The Danish Krone is facing pressure over a no-deal Brexit with British PM Boris Johnson considering shutting down the UK Parliament to deliver the Brexit, with or without a divorce deal, until October 31. Denmark is heavily reliant on British trade and is the largest exporter of pork to the United Kingdom. Now, this position is under threat if no deal is struck between Britain and Brussels. In line with this, the EU declared a “no-deal” Brexit a major natural disaster, which will allow the European Union to use £544 million from emergency funds to minimize the impact of Brexit. Aside from this, Jyske Bank, one of the largest lenders in Denmark, has announced that it will start charging wealthy clients depositing money to their account. The bank said that customers with more than $1.1 million will receive interest rate of negative 0.6%.

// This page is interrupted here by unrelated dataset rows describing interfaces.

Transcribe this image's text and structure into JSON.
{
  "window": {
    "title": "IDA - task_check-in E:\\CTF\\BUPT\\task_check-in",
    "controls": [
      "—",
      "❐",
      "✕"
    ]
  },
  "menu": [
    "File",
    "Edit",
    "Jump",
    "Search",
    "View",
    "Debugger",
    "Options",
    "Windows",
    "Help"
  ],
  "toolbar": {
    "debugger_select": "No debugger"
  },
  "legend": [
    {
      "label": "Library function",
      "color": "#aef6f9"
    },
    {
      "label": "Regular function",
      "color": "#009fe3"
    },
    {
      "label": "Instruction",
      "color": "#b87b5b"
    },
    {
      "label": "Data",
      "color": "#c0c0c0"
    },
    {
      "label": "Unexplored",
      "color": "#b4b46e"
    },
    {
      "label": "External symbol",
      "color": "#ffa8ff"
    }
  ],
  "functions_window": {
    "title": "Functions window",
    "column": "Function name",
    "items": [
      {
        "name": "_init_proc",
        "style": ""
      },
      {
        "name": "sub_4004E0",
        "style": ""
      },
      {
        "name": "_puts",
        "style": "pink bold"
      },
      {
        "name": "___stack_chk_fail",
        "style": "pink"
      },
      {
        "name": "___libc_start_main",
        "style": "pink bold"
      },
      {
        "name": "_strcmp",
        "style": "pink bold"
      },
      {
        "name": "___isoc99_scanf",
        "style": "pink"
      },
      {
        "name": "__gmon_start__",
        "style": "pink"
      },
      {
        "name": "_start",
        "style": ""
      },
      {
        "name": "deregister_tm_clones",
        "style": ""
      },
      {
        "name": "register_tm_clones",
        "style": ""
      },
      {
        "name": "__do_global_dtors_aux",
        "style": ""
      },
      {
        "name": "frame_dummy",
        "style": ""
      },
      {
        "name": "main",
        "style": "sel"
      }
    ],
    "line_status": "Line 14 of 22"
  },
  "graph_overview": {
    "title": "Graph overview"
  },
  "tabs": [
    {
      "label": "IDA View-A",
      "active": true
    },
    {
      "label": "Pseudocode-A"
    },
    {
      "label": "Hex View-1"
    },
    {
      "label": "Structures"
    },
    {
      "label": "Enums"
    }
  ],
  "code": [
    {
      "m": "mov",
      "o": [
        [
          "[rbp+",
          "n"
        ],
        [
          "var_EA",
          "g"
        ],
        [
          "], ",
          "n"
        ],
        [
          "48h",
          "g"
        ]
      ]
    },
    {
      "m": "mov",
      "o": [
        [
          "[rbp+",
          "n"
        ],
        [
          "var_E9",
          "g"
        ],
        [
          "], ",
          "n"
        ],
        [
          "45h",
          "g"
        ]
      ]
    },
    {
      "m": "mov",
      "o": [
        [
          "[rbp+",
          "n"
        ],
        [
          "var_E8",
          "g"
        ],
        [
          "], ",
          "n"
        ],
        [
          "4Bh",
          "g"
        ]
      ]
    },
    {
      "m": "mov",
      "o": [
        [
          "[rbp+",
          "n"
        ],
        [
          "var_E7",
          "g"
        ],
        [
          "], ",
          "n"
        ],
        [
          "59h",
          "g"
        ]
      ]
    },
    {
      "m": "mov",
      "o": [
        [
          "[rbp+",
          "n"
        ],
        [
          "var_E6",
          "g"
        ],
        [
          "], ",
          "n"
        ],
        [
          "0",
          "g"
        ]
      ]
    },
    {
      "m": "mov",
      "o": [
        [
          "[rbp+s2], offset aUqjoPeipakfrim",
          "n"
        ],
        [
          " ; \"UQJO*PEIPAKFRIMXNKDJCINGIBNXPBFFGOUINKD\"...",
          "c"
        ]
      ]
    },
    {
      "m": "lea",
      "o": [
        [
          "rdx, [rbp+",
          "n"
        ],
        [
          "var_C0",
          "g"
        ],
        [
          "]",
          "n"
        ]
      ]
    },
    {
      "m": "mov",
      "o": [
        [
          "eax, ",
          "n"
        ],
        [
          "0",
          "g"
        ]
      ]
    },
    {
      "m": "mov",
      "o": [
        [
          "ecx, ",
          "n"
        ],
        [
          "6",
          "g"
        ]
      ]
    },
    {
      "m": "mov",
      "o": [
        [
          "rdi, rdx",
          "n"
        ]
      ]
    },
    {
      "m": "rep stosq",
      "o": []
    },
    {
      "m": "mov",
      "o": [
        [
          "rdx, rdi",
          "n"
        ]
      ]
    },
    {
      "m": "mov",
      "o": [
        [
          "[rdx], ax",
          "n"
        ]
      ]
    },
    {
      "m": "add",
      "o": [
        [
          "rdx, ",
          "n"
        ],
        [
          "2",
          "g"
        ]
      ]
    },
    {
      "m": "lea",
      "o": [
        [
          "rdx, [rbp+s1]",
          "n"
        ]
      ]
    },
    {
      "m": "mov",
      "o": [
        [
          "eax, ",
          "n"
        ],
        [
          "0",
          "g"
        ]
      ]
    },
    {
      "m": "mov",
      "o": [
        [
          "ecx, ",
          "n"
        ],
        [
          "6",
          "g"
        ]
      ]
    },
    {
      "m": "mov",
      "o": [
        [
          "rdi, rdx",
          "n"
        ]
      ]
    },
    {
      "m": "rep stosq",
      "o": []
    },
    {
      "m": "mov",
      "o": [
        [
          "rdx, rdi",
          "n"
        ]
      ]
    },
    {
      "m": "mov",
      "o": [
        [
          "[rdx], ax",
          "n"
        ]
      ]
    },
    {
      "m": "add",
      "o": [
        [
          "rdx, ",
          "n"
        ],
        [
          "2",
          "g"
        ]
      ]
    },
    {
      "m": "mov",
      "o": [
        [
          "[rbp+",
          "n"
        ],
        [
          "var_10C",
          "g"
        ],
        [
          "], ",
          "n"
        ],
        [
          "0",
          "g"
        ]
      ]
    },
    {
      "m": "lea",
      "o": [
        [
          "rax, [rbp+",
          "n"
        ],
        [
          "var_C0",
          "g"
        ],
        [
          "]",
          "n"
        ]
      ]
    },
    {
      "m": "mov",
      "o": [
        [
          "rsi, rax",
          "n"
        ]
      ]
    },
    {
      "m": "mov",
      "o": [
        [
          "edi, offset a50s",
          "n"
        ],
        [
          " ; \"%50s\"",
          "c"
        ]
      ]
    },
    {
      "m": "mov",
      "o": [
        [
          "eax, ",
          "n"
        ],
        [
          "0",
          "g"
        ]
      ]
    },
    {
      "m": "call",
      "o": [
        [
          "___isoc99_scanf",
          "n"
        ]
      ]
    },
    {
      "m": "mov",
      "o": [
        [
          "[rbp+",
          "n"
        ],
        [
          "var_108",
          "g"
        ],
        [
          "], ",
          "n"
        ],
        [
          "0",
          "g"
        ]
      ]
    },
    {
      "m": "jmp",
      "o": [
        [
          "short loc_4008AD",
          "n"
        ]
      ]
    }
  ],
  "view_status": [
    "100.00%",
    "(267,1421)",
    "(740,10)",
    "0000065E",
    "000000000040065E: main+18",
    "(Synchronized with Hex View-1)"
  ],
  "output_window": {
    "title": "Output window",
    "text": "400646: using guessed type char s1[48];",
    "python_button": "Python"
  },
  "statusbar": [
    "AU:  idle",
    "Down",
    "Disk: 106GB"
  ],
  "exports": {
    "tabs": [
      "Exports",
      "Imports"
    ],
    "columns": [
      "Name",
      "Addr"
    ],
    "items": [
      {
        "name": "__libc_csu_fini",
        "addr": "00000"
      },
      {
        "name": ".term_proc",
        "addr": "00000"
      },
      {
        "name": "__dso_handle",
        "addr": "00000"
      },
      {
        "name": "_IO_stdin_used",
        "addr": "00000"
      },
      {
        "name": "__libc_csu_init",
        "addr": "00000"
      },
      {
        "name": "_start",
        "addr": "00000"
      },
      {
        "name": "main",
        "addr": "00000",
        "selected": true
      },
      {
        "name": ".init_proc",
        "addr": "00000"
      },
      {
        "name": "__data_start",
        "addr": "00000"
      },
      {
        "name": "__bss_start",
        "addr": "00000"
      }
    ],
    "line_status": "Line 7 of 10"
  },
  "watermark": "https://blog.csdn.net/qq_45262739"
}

Economists are becoming more positive about Turkey’s economic outlook, but still predict no growth this 2019. Turkey entered a recession in March, its first time in a decade, following its decision to purchase Russia’s S-400 missile defense system which angered Washington and considering its narrowing relationship with the European Union. This results to several sanctions by the United States against Ankara, which sent Turkish Lira down by 30%. In turn, the central bank was prompted to raise interest rates and make borrowing more expensive. In the second quarter, Turkey’s economy shrank 1.5% while its economic growth rate was at negative 2.4%. While the risk of a double-dip recession is receding, the government’s 2.3% for 20149 may be out of reach. Still, Treasury and Finance Minister Berat Albayrak said he expects Turkey to post positive growth for the year.
Australian Dollar’s recovery could further be derailed following recent reports showing Australia’s economic growth hitting 10-year low, expanding only 0.05% in the second quarter. Australia has avoided recession for almost 28 years but figures fuel concerns about the country’s economic outlook with growth falling to its lowest since the 2008 Global Financial Crisis. Added to the concern was British Prime Minister Boris Johnson’s decision to shutdown the UK Parliament to deliver the Brexit. Despite the “no-deal” Brexit triggering the post-Brexit trade agreement between signatories, the $16 billion cost of UK crashing out from the EU without a deal will be catastrophic for all parties involved in the said agreement. The volatility and uncertainty of the post-Brexit world could also cripple the British Pound and will make the Australian Dollar stronger, which will further hurt Australia’s economy.